Many of the doors on this floor remained eternally under lock and key, with the exception of my aunt’s bedroom (that held little interest) and a room at the opposite end of the corridor to those used to host. This room was quite simply overwhelmed with books, odd books about Indian Coolies and books written by the likes of the Rev. William Devany of Cradlehurst on the subject of civilised male comportment, chivalry and the evils of insobriety. It had a chaise longue, or psychoanalyst style couch which always conjured up images of Sigmund Freud, but perhaps that is because he was the only person I could bring to mind in relation to the item. Alongside the mounds of bizarre literary works, there were a plethora of boxes of letters and photo albums. Many were sealed surreptitiously but this posed little problem for the prying and inquisitive adolescent eye. Here some distinct puzzles emerged. Photographs from an RAF airfield base in Egypt circa 1956, others from India and Rome peopled by unfamiliar faces, letters with dates such 5th April 1923 or the 21th of December 1947 addressed to names I had never heard of with reference to events that seemed both vague and slightly alarming. The handwriting alone proved a considerable challenge to decipher. Some of the letters had obscure crests and emblems stamped onto the upper corners of the pages, or ones that were faintly distinguishable over the main body of the text. There were coins of unusual and unrecognisable mint and origin. I heard tell that a number of guns were hidden somewhere on this floor, the relics of some civil war or other.
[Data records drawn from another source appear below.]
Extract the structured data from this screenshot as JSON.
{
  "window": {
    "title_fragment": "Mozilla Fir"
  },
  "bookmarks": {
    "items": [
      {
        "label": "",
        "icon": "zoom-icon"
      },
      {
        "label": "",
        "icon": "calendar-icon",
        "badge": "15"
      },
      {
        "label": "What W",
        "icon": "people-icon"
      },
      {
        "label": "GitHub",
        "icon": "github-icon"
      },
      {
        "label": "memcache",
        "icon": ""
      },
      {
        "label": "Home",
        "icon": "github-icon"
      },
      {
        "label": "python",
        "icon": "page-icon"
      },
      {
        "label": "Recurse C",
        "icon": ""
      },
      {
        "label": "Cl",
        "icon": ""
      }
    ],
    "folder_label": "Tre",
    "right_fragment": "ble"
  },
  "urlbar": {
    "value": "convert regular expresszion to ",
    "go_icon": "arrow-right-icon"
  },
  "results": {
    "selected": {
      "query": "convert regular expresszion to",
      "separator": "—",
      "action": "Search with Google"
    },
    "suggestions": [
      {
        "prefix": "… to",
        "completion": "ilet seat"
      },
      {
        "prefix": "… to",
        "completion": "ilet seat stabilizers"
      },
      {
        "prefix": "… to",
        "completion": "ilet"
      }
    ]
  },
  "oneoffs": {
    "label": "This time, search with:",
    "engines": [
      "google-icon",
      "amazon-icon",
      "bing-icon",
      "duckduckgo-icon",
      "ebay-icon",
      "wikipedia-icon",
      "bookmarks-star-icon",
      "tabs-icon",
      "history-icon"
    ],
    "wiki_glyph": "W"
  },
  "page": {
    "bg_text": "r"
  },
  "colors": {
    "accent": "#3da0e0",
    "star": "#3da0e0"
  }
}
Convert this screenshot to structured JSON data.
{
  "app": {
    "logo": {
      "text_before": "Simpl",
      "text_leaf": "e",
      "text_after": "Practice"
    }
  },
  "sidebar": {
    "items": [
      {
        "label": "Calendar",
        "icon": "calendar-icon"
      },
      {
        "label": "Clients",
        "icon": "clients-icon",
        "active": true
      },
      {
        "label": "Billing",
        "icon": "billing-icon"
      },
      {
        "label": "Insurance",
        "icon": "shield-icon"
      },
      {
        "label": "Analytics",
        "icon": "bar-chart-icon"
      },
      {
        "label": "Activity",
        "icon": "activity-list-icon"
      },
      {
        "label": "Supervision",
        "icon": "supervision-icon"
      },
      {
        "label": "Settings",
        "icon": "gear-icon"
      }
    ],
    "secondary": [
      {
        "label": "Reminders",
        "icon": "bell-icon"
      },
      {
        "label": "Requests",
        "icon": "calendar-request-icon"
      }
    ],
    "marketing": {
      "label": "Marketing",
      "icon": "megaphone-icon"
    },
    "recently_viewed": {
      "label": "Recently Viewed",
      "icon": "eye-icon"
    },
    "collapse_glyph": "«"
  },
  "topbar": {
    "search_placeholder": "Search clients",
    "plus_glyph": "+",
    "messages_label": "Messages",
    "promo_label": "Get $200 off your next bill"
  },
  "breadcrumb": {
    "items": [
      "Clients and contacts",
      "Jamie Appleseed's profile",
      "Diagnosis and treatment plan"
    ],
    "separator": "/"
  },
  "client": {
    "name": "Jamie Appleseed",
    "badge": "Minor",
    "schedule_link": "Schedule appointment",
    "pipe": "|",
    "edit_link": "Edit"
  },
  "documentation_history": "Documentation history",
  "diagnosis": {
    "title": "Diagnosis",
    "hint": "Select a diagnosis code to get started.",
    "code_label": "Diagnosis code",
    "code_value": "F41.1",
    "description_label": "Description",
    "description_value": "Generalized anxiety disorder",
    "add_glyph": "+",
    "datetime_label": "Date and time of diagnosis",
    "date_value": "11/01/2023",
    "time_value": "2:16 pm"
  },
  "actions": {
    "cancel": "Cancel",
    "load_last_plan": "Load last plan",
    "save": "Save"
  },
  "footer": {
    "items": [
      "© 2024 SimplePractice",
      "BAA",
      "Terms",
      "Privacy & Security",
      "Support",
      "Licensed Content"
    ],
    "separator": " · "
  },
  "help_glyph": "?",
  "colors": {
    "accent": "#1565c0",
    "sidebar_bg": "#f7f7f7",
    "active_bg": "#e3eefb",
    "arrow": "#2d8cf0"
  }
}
Perhaps they were stashed in the creepy permanently bolted room opposite that one. I remember that it was endless fixation of my brother and I – he was convinced that the guns were there as he had strenuously searched the rest of the house to no avail. One day we slyly gained entry to this room. No guns, but that room has forever forged an unsettling presence in my psyche. The wallpaper ripped violently in places or covered in thick black stains in other parts, pieces of plaster and broken glass littered the floor, a heavily oppressive atmosphere and a strong bitter moldy stench pervaded the air. The walls were unadorned with the exception of a portrait of Jesus where the eyes and features would follow you as you changed perspective and position in the room. A truly terrifying thing, a piece of Catholic iconography that haunts my waking reverie to this day- I presume that was its purpose. This remained the sole occasion of my admittance to this dark and menacing space within the house. It casts a foreboding shadow over my experience of, and later dreamy recollections of the place. I could never shake the impression that something terrible had occurred there. Secrets, locked away, sealed in boxes, once spoken of only in hushed tones. Secrets and mysteries now destined to crumble and decay along with the ivy covered bricks, devastated walls, hanging rafters, shattered bay windows, and long since faded photographs, letters and archaic objects of this forlorn edifice.